Security Tips for National Cybersecurity Awareness Month
For National Cybersecurity Awareness Month, it’s a great time to check in to see how up to date your security measures are. We cannot underestimate the importance of cybersecurity. In 2019, the number of data breaches in the United States totaled 1,473 with over 164.68 million sensitive records exposed.
It’s essential to make sure your IT security is up to the task of protecting your business or organization. What are the best ways to guarantee you’re maintaining a robust and strong approach to cybersecurity?
Here are 5 essential tips to remember for this month and beyond:
Have Policies for Remote Employees
Telecommuting in the US has seen a 115% increase in the past decade. And with the coronavirus pandemic forcing employees to work from home, it has never been more important to guarantee your employees have adequate knowledge when it comes to protecting data. Having policies in place can ensure they take the right precautions.

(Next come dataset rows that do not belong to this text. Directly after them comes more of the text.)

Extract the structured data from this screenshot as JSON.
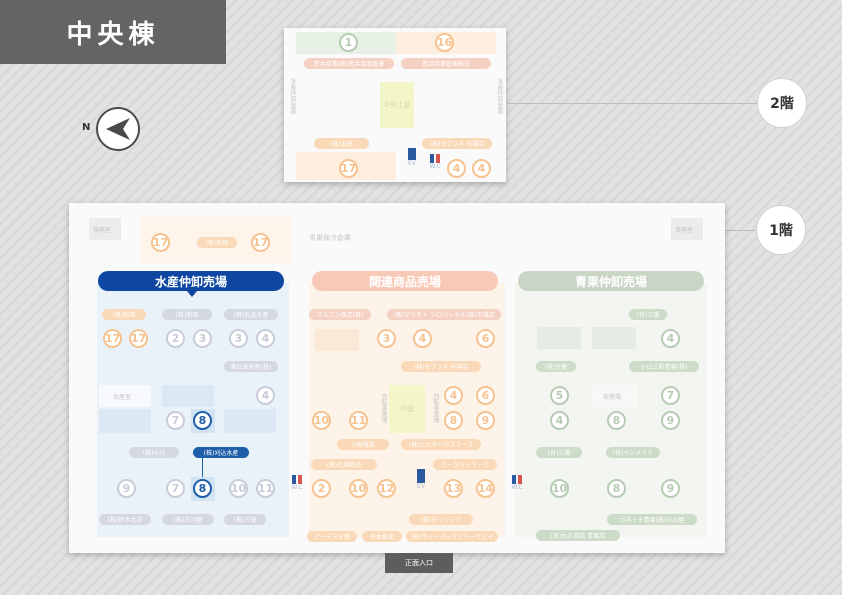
{
  "building_title": "中央棟",
  "compass": {
    "label": "N",
    "icon": "north-arrow-icon"
  },
  "floors": {
    "floor2_label": "2階",
    "floor1_label": "1階"
  },
  "entrance_label": "正面入口",
  "facilities": {
    "ev_label": "EV",
    "wc_label": "W.C"
  },
  "floor2": {
    "top_left_num": "1",
    "top_right_num": "16",
    "bottom_left_num": "17",
    "bottom_right_num_a": "4",
    "bottom_right_num_b": "4",
    "pill_top_left": "荒井商事(株)荒井商事倉庫",
    "pill_top_right": "荒井商事倉庫株式",
    "pill_bottom_left": "(株)太田",
    "pill_bottom_right": "(株)セブンネ 市場店",
    "center_block": "中央上屋",
    "left_vertical": "水産仲卸倉庫",
    "right_vertical": "水産仲卸倉庫"
  },
  "floor1": {
    "top_left_label": "事務室",
    "top_right_label": "事務室",
    "top_center_label": "青果保冷倉庫",
    "top_nums": [
      "17",
      "17"
    ],
    "top_pill": "(株)和田",
    "zones": {
      "seafood": "水産仲卸売場",
      "related": "関連商品売場",
      "produce": "青果仲卸売場"
    },
    "seafood": {
      "pills": [
        "(株)和田",
        "(株)和田",
        "(株)丸吉水産",
        "東日本水産(株)",
        "(株)小川",
        "(株)刈込水産",
        "(株)鈴木北洋",
        "(株)三河屋",
        "(株)三栄"
      ],
      "nums_row1": [
        "17",
        "17",
        "2",
        "3",
        "3",
        "4"
      ],
      "nums_row2": [
        "4"
      ],
      "nums_row3": [
        "7",
        "8"
      ],
      "nums_row4": [
        "9",
        "7",
        "8",
        "10",
        "11"
      ],
      "label_block": "水産室"
    },
    "related": {
      "pills": [
        "マルコン株式(株)",
        "(株)マツモト ツロパッチル(株)市場店",
        "(株)セブンネ 市場店",
        "小野電設",
        "(株)ヒカゲハウスフーズ",
        "(株)丸福物流",
        "ロータリーマーズ",
        "(株)ダイジック",
        "アーデスタ保",
        "有本食品",
        "(株)ヴィーパックフリーウェイ"
      ],
      "nums_row1": [
        "3",
        "4",
        "6"
      ],
      "nums_row2": [
        "4",
        "6"
      ],
      "nums_row3": [
        "10",
        "11",
        "8",
        "9"
      ],
      "nums_row4": [
        "2",
        "10",
        "12",
        "13",
        "14"
      ],
      "center_block": "中庭",
      "left_vertical": "自転車置場",
      "right_vertical": "自転車置場"
    },
    "produce": {
      "pills": [
        "(有)三陽",
        "(株)豆蔵",
        "小山三和青果(株)",
        "(有)三陽",
        "(有)ベジメイト",
        "カネイチ青果(株)小山屋",
        "(有)丸久商店 青果店"
      ],
      "nums_row1": [
        "4"
      ],
      "nums_row2": [
        "5",
        "7"
      ],
      "nums_row3": [
        "4",
        "8",
        "9"
      ],
      "nums_row4": [
        "10",
        "8",
        "9"
      ],
      "label_block": "荷捌場"
    }
  },
  "colors": {
    "title_bg": "#646464",
    "seafood": "#0d47a1",
    "related": "#f9c9b8",
    "produce": "#c9d6c5",
    "highlight": "#1f5ea8",
    "orange_num": "#f6c28f"
  }
}
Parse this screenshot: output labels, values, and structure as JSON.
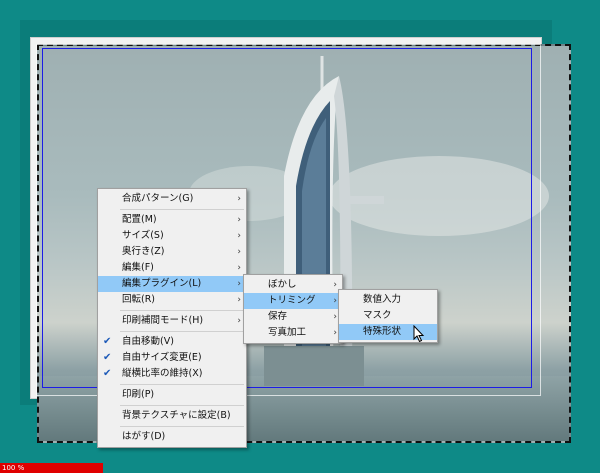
{
  "status": {
    "zoom_text": "100 %"
  },
  "context_menu": {
    "items": [
      {
        "label": "合成パターン(G)",
        "submenu": true
      },
      {
        "sep": true
      },
      {
        "label": "配置(M)",
        "submenu": true
      },
      {
        "label": "サイズ(S)",
        "submenu": true
      },
      {
        "label": "奥行き(Z)",
        "submenu": true
      },
      {
        "label": "編集(F)",
        "submenu": true
      },
      {
        "label": "編集プラグイン(L)",
        "submenu": true,
        "highlighted": true
      },
      {
        "label": "回転(R)",
        "submenu": true
      },
      {
        "sep": true
      },
      {
        "label": "印刷補間モード(H)",
        "submenu": true
      },
      {
        "sep": true
      },
      {
        "label": "自由移動(V)",
        "checked": true
      },
      {
        "label": "自由サイズ変更(E)",
        "checked": true
      },
      {
        "label": "縦横比率の維持(X)",
        "checked": true
      },
      {
        "sep": true
      },
      {
        "label": "印刷(P)"
      },
      {
        "sep": true
      },
      {
        "label": "背景テクスチャに設定(B)"
      },
      {
        "sep": true
      },
      {
        "label": "はがす(D)"
      }
    ]
  },
  "plugin_menu": {
    "items": [
      {
        "label": "ぼかし",
        "submenu": true
      },
      {
        "label": "トリミング",
        "submenu": true,
        "highlighted": true
      },
      {
        "label": "保存",
        "submenu": true
      },
      {
        "label": "写真加工",
        "submenu": true
      }
    ]
  },
  "trim_menu": {
    "items": [
      {
        "label": "数値入力"
      },
      {
        "label": "マスク"
      },
      {
        "label": "特殊形状",
        "highlighted": true
      }
    ]
  },
  "icons": {
    "check": "check-icon",
    "arrow": "chevron-right-icon",
    "cursor": "mouse-pointer-icon"
  },
  "colors": {
    "background": "#0e8a87",
    "highlight": "#91c9f7",
    "selection": "#1c1ce6",
    "status": "#e00000"
  }
}
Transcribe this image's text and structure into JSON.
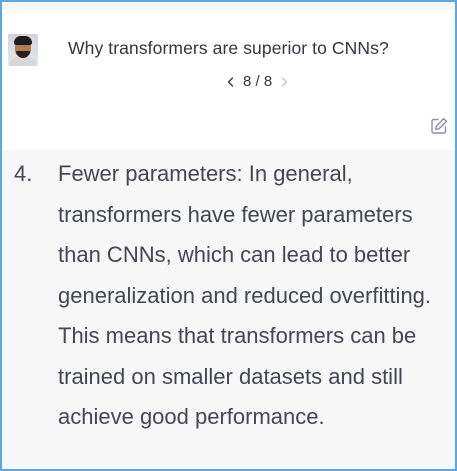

Typically, a remote work policy would cover components such as productivity, eligibility, and availability, but in terms of IT security, companies need to identify if any additional technical support is essential. In addition, it’s vital to outline what remote employees need to do when they have technical difficulties to guarantee a secure plan of action.
When it comes to protecting data, employees need to have knowledge of what constitutes a risk. To make remote work streamlined, many employees have been encouraged to adhere to a BYOD (Bring Your Own Device) policy. But this also means employees may have confidential work data on a personal device. Therefore, it is important that they’re not putting this data at risk without having the right security on those devices.
Use Constant Network Security
Continuous security monitoring is one of the fundamentals of protecting business information. Many systems provide monitoring during business hours when employees will be connecting to a workplace network. However, hacking attempts don’t stop when you go home for the day.
To guarantee you’re protected at all times, iTology, an IT company in El Reno, recommends proactive, constant network security so that attacks can be prevented and recognized right from the start. With continuous monitoring, security alerts will identify weaknesses or attempted activity and address it before it becomes a problem.
Protect Your Email
Emails are an easy entry point for cybercrime in business and personal life, as 91 percent of hacks begin with an email. Hackers have developed more sophisticated methods to slide under employees radar and have them click on a link or send information without suspicion.
Protecting your email can be easily done through using two-factor authentication wherever possible to protect passwords. Using encryption services can also provide an extra layer of security when it comes to sending sensitive information. It’s also important for employees to learn how to identify and avoid phishing scams.
Software updates can come up in the middle of a work day, and can be easy to ignore or remove rather than install them. They may not seem so important, but this is where hackers can gain access to sensitive information. Outdated software or old hardware that isn’t able to run new versions of software no longer have manager support to identify and fix weaknesses.
Software is continually being updated to improve efficiency and security. Many malware attacks arise from software vulnerabilities in common applications such as browsers and operating systems. When these are used daily in outdated versions, the risk to the user is higher.
Beware of Social Engineering
Another key component in cybersecurity but is potentially overlooked in a technical framework is a social engineering attack. This is where an attacker uses human interaction by reaching out to an employee over email, phone, or other method. They can pretend to be someone who should have access to the information they’re requesting, making it hard to detect the fraud.
Common social engineering tactics involve impersonating a new employee or a repair worker, a client, boss, or fellow company in the industry. They can use specific details they’ve learned or even credentials to divert suspicion.
It’s more important than ever to be aware to protect your business with the right IT infrastructure. There are constant cybersecurity threats to businesses and organizations worldwide, and they are likely to continue to grow. During National Cybersecurity Month, start evaluating your current systems and follow these tips as you look to strengthen your security.